India's regional disparities and convergence
Class : Development Economics
Name: NGO Ngoc Tuan
India's economy hit a major turning point in 1990 when the government started the Economy Liberalization. Its effect is the significantly high economic growth when the GDP greatly rose from $316.9 (1990) to $1001 (2010), but along with that, it also brought about the increasing poverty and the widening income gap. After 1990, poverty, religious conflict, corruption, income inequality and regional disparity are the main problems facing India's economy while Bollywood and IT sector and software service became the highlight of India's economy. Speaking of India, we can relate to one country, China because of their similarity in population, their growth in GDP and several historical links. Despite having many things in common, they focused on different development paths. While China's main focus is manufacture and infrastructure, or in short : hardware, India excels in Service and technology : software.

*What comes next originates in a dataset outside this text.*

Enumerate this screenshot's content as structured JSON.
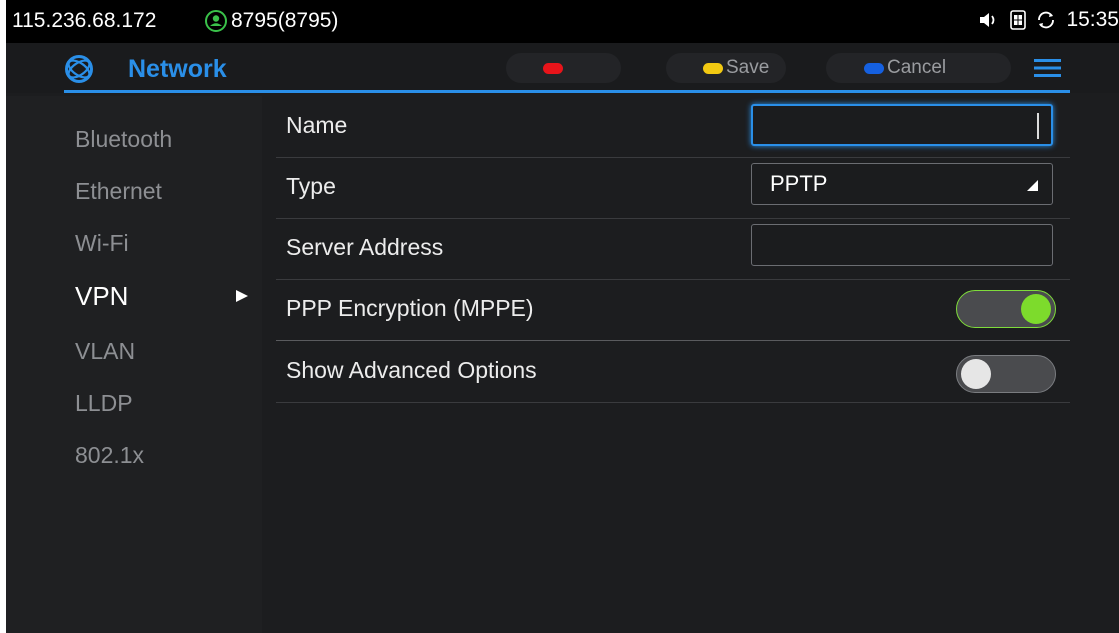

So, because of those features, a tight partnership with strong potential is called Chindia.
In this report, I will expand my thought on the regional disparity in terms of literacy, economic distribution and healthcare sector and regional income convergence of India.
Up to 2011, India has seen an improvement in Literacy rate when it rose from 65.38% (2001) to 74.04% in 2011. The government has taken several measures to improve the literacy rate in rural areas, so by 2011, the gap between urban and rural areas has slightly declined, but the gap still remains relatively large with Kerala being the state with the highest literacy rate (94%), followed by Lakshadweep (92.3%) and Mizoram (91.06%) and lastly Bihar with the lowest literacy rate (64%). In spite of the government's providing free education programs to poor people living in rural areas, the amount of...